Mutations within the CEBPA gene occur in approximately 5-10% of patients with newly diagnosed acute myeloid leukemia (AML), and are most frequent in cases with a normal karyotype. The presence of CEBPA mutations has been associated with a more favorable clinical outcome. Two types of CEBPA mutations are most frequently observed: N-terminal frameshift mutations that lead to truncation of the full-length protein, and C-terminal bZIP domain region mutations that are in-frame insertions or deletions. Both mutation types usually occur simultaneously (double mutations), although up to a third of cases may exhibit only one type (single mutation). This DNA sequencing test will detect single and double mutations within the entire CEBPA coding region from blood or bone marrow specimens.
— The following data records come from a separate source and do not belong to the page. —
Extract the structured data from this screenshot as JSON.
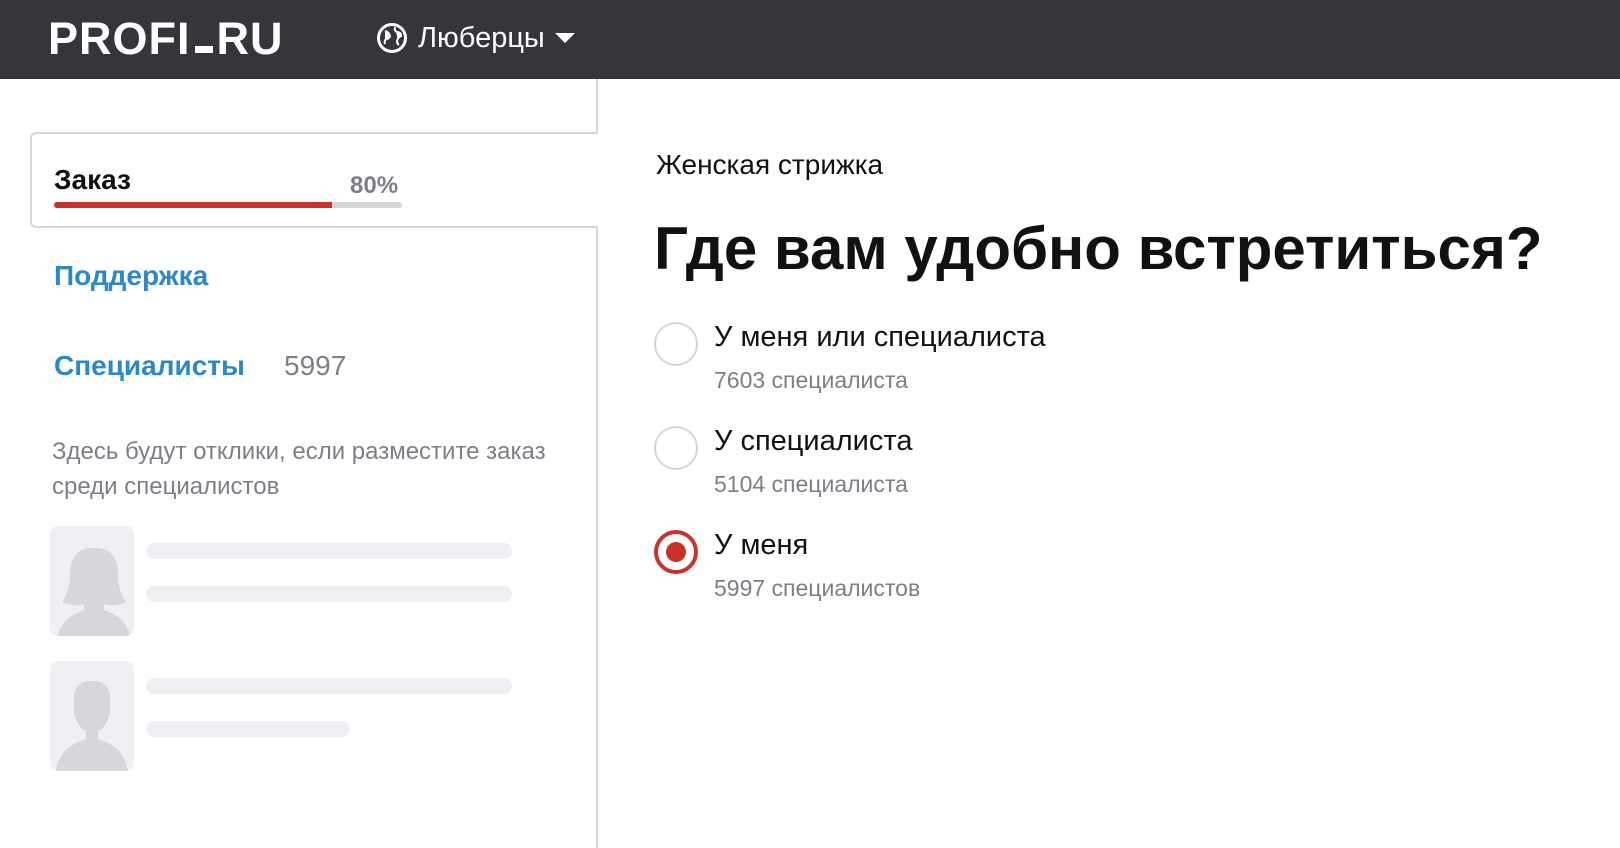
{
  "header": {
    "logo_left": "PROFI",
    "logo_right": "RU",
    "city": "Люберцы"
  },
  "sidebar": {
    "order_title": "Заказ",
    "order_progress_label": "80%",
    "order_progress": 0.8,
    "support_label": "Поддержка",
    "specialists_label": "Специалисты",
    "specialists_count": "5997",
    "hint": "Здесь будут отклики, если разместите заказ среди специалистов"
  },
  "main": {
    "category": "Женская стрижка",
    "question": "Где вам удобно встретиться?",
    "options": [
      {
        "label": "У меня или специалиста",
        "sub": "7603 специалиста",
        "checked": false
      },
      {
        "label": "У специалиста",
        "sub": "5104 специалиста",
        "checked": false
      },
      {
        "label": "У меня",
        "sub": "5997 специалистов",
        "checked": true
      }
    ]
  },
  "colors": {
    "topbar": "#34363b",
    "accent": "#c7332a",
    "link": "#2c88c6",
    "muted": "#7d7f86"
  }
}
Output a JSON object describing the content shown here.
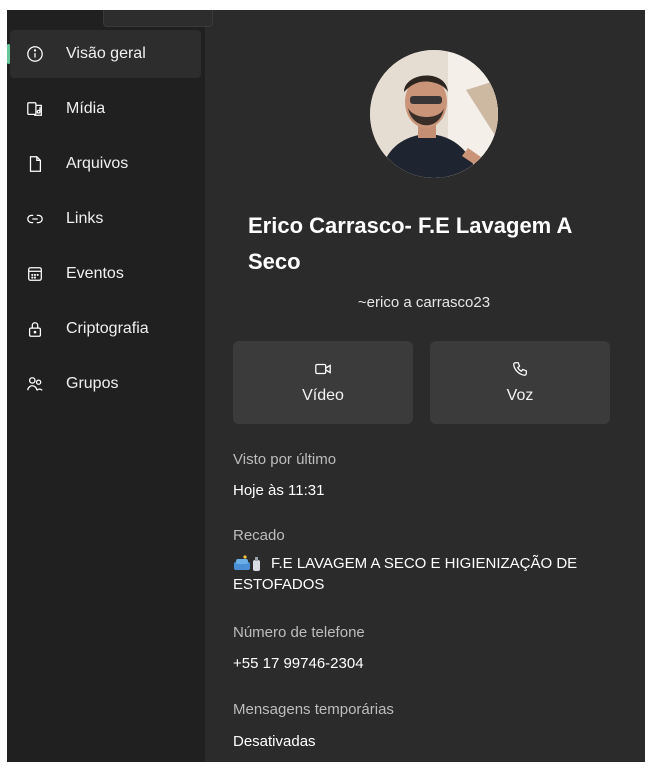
{
  "sidebar": {
    "items": [
      {
        "label": "Visão geral",
        "icon": "info-icon",
        "active": true
      },
      {
        "label": "Mídia",
        "icon": "media-icon",
        "active": false
      },
      {
        "label": "Arquivos",
        "icon": "file-icon",
        "active": false
      },
      {
        "label": "Links",
        "icon": "link-icon",
        "active": false
      },
      {
        "label": "Eventos",
        "icon": "calendar-icon",
        "active": false
      },
      {
        "label": "Criptografia",
        "icon": "lock-icon",
        "active": false
      },
      {
        "label": "Grupos",
        "icon": "people-icon",
        "active": false
      }
    ]
  },
  "profile": {
    "name": "Erico Carrasco- F.E Lavagem A Seco",
    "handle": "~erico a carrasco23"
  },
  "actions": {
    "video_label": "Vídeo",
    "voice_label": "Voz"
  },
  "info": {
    "last_seen_label": "Visto por último",
    "last_seen_value": "Hoje às 11:31",
    "about_label": "Recado",
    "about_value": "F.E LAVAGEM A SECO E HIGIENIZAÇÃO DE ESTOFADOS",
    "phone_label": "Número de telefone",
    "phone_value": "+55 17 99746-2304",
    "disappearing_label": "Mensagens temporárias",
    "disappearing_value": "Desativadas"
  },
  "colors": {
    "panel": "#2b2b2b",
    "sidebar": "#202020",
    "button": "#3b3b3b",
    "accent": "#67c79b"
  }
}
Testing for CEBPA mutations may aid in prediction of clinical outcome.
Interpretive report provided.
* Reference ranges may change over time. Please refer to the original patient report when evaluating results.
Collect blood or bone marrow in a lavender top tube. Refrigerate and send intact blood or bone marrow specimen within 48 hours of collection. Fresh tissue (preferably 0.5cm3, sent in RPMI) and fresh aspirates or body fluids are acceptable. Refrigerate and send, preferably within 24 hours. Frozen tissue specimens – preferably frozen with 1 hour of collection – may also be sent frozen on dry ice. Fresh cell suspensions in RPMI should be refrigerated and sent, preferably within 48 hours. Frozen cell suspensions – preferably frozen with 1 hour of collection – may also be sent frozen on dry ice. Fixed cytogenetic cell suspensions or pellets in Carnoy’s fixative. Refrigerate and send.